For convenience, the operation of the above embodiment will be described in connection with an ultrasonic blood pressure measuring system of the type heretofore discussed. In such a case the signal applied to input terminal 11 will be from a discriminator detecting the doppler signal which is representative of the rate of modulation of the transmitted carrier frequency by movement of the arterial wall surface. Any frequency of such signal can be processed by the present invention but the main advantages are best seen when regarding the area below the limit of audibility. For example, at low blood pressures (below 60 or 70 mm.) the frequency of these doppler signals, when using a carrier frequency of approximately 2 megacycles, are in the 10 to 20 Hz. region which the ear cannot hear and/or distinguish from artifact.

In use the operator may employ a pair of earphones or a speaker by connection with output terminal 22. Then by means of gain control unit 12 random noise is adjusted to barely audible level.

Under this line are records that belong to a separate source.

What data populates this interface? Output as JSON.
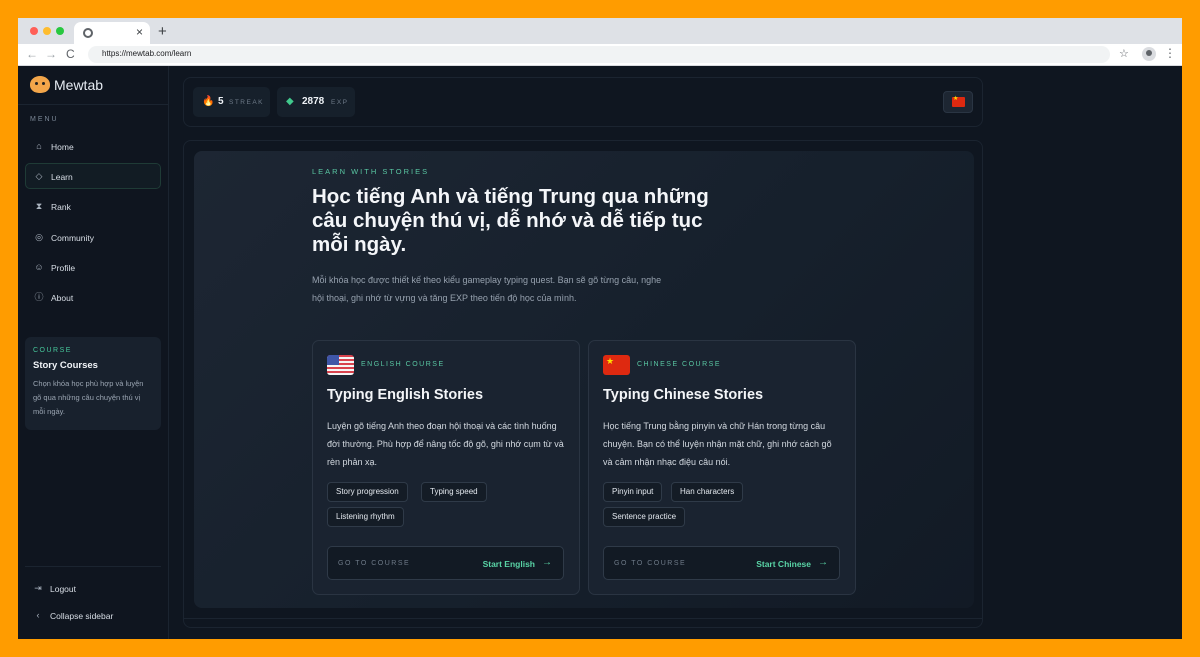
{
  "browser": {
    "tab_close": "×",
    "new_tab": "+",
    "url": "https://mewtab.com/learn",
    "back": "←",
    "forward": "→",
    "reload": "C",
    "star": "☆",
    "menu": "⋮"
  },
  "brand": {
    "name": "Mewtab"
  },
  "sidebar": {
    "menu_label": "MENU",
    "items": [
      {
        "label": "Home",
        "icon": "⌂"
      },
      {
        "label": "Learn",
        "icon": "◇"
      },
      {
        "label": "Rank",
        "icon": "⧗"
      },
      {
        "label": "Community",
        "icon": "◎"
      },
      {
        "label": "Profile",
        "icon": "☺"
      },
      {
        "label": "About",
        "icon": "ⓘ"
      }
    ],
    "course_card": {
      "kicker": "COURSE",
      "title": "Story Courses",
      "description": "Chọn khóa học phù hợp và luyện gõ qua những câu chuyện thú vị mỗi ngày."
    },
    "logout": {
      "label": "Logout",
      "icon": "⇥"
    },
    "collapse": {
      "label": "Collapse sidebar",
      "icon": "‹"
    }
  },
  "stats": {
    "streak": {
      "value": "5",
      "label": "STREAK",
      "icon": "🔥"
    },
    "exp": {
      "value": "2878",
      "label": "EXP",
      "icon": "◆"
    }
  },
  "hero": {
    "eyebrow": "LEARN WITH STORIES",
    "headline": "Học tiếng Anh và tiếng Trung qua những câu chuyện thú vị, dễ nhớ và dễ tiếp tục mỗi ngày.",
    "lede": "Mỗi khóa học được thiết kế theo kiểu gameplay typing quest. Bạn sẽ gõ từng câu, nghe hội thoại, ghi nhớ từ vựng và tăng EXP theo tiến độ học của mình."
  },
  "courses": {
    "english": {
      "tag": "ENGLISH COURSE",
      "title": "Typing English Stories",
      "description": "Luyện gõ tiếng Anh theo đoạn hội thoại và các tình huống đời thường. Phù hợp để nâng tốc độ gõ, ghi nhớ cụm từ và rèn phản xạ.",
      "chips": [
        "Story progression",
        "Typing speed",
        "Listening rhythm"
      ],
      "goto_label": "GO TO COURSE",
      "start_label": "Start English",
      "arrow": "→"
    },
    "chinese": {
      "tag": "CHINESE COURSE",
      "title": "Typing Chinese Stories",
      "description": "Học tiếng Trung bằng pinyin và chữ Hán trong từng câu chuyện. Bạn có thể luyện nhận mặt chữ, ghi nhớ cách gõ và cảm nhận nhạc điệu câu nói.",
      "chips": [
        "Pinyin input",
        "Han characters",
        "Sentence practice"
      ],
      "goto_label": "GO TO COURSE",
      "start_label": "Start Chinese",
      "arrow": "→"
    }
  }
}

The artery of the patient to be diagnosed is totally occluded by external pressure (cuff) so that no signals due to arterial wall movement but only random artifact signals occur at the input of the device. As the external cuff pressure is decreased there will be received at the patient's systolic point the first signals in response to the arterial wall movement.

These signals applied to input terminal 11 from the doppler discriminator are shown in FIG. 2a as a series of 20 Hz. signals 31 and random artifact signals 32. By way of the 10 Hz. filter 13 all frequencies below 10 Hz. are removed to avoid any base line drift. The signals are then fed into the AGC unit 14 which only after manually activated through input 16, limits the signal amplitude to a predetermined level. After full wave rectification the resulting signal 33, depicted at FIG. 2b, is fed into modulator 18 where it modulates the 200 Hz. generator frequency 34. Prior to implementing the device, the amplitude of the continuous 200 Hz. signal, indicated in FIG. 2c, should be adjusted to a level which, in the absence of input signals, is just audibly discernable to, in effect, establish a suppressed carrier output. The modulation product detected at input terminal 22 is shown by 35 in FIG. 2d.

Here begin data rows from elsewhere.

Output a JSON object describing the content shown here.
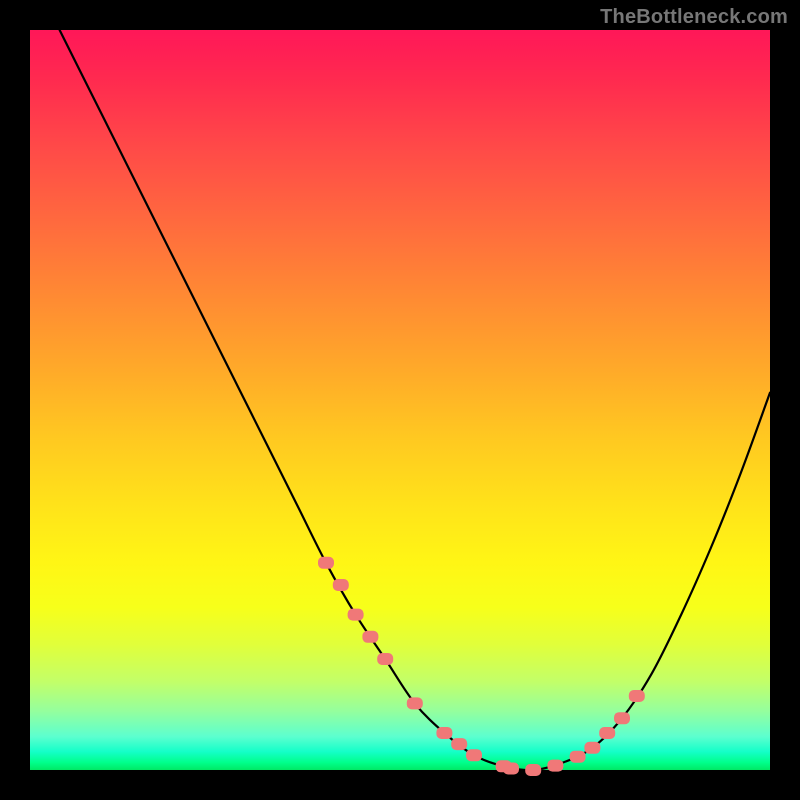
{
  "watermark": "TheBottleneck.com",
  "colors": {
    "background_black": "#000000",
    "curve_stroke": "#000000",
    "marker_fill": "#f07878",
    "watermark_text": "#777777"
  },
  "chart_data": {
    "type": "line",
    "title": "",
    "xlabel": "",
    "ylabel": "",
    "xlim": [
      0,
      100
    ],
    "ylim": [
      0,
      100
    ],
    "grid": false,
    "legend": false,
    "series": [
      {
        "name": "bottleneck-curve",
        "x": [
          4,
          8,
          12,
          16,
          20,
          24,
          28,
          32,
          36,
          40,
          44,
          48,
          52,
          56,
          60,
          64,
          68,
          72,
          76,
          80,
          84,
          88,
          92,
          96,
          100
        ],
        "y": [
          100,
          92,
          84,
          76,
          68,
          60,
          52,
          44,
          36,
          28,
          21,
          15,
          9,
          5,
          2,
          0.5,
          0,
          1,
          3,
          7,
          13,
          21,
          30,
          40,
          51
        ]
      }
    ],
    "markers": {
      "name": "highlighted-points",
      "x": [
        40,
        42,
        44,
        46,
        48,
        52,
        56,
        58,
        60,
        64,
        65,
        68,
        71,
        74,
        76,
        78,
        80,
        82
      ],
      "y": [
        28,
        25,
        21,
        18,
        15,
        9,
        5,
        3.5,
        2,
        0.5,
        0.2,
        0,
        0.6,
        1.8,
        3,
        5,
        7,
        10
      ]
    },
    "gradient_stops": [
      {
        "pos": 0.0,
        "color": "#ff1758"
      },
      {
        "pos": 0.07,
        "color": "#ff2b4f"
      },
      {
        "pos": 0.16,
        "color": "#ff4a48"
      },
      {
        "pos": 0.26,
        "color": "#ff6a3e"
      },
      {
        "pos": 0.36,
        "color": "#ff8a33"
      },
      {
        "pos": 0.46,
        "color": "#ffaa29"
      },
      {
        "pos": 0.55,
        "color": "#ffc821"
      },
      {
        "pos": 0.64,
        "color": "#ffe21a"
      },
      {
        "pos": 0.72,
        "color": "#fff615"
      },
      {
        "pos": 0.78,
        "color": "#f7ff1a"
      },
      {
        "pos": 0.83,
        "color": "#e1ff3a"
      },
      {
        "pos": 0.88,
        "color": "#c3ff68"
      },
      {
        "pos": 0.92,
        "color": "#95ff9d"
      },
      {
        "pos": 0.955,
        "color": "#5cffcf"
      },
      {
        "pos": 0.975,
        "color": "#15ffc9"
      },
      {
        "pos": 0.99,
        "color": "#00ff8b"
      },
      {
        "pos": 1.0,
        "color": "#00e865"
      }
    ]
  }
}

The signals then obtained are such that enable the operator to recognize the rhythmical patterns of the occurring heart pulse signals after having received three to four pulses, and readily distinguish them from noise. Since the audio signals heard are related with movement of the arterial wall blood pressure values may now be readily ascertained by the listening operator while observing the manometer reading during a blood pressure cycle. Once the operator has detected the systolic pulses, the manual switch 16 is operated to activate AGC 14 in order to avoid overdriving which would result from increasing intensity of subsequent signals.

Of course, it is apparent that any suitable frequency in the audio zone in lieu of 200 Hz., could be generated by oscillator 19 and utilized in the present invention. Another variation of this invention might call for a balanced modulator 20 shown in FIG. 3, which obviates the need of the full wave rectifier for suppressed carrier modulation. Clearly this is so because modulator 18 acts as an attenuator controlled by the output of the full wave rectifier 17 which output signal only appears at the modulator output as the attenuation effect on the carrier. Since this suppression function is similar to that of the balanced modulator, the latter may be readily employed as a substitute for full wave rectifier 17 and modulator 18, as noted above.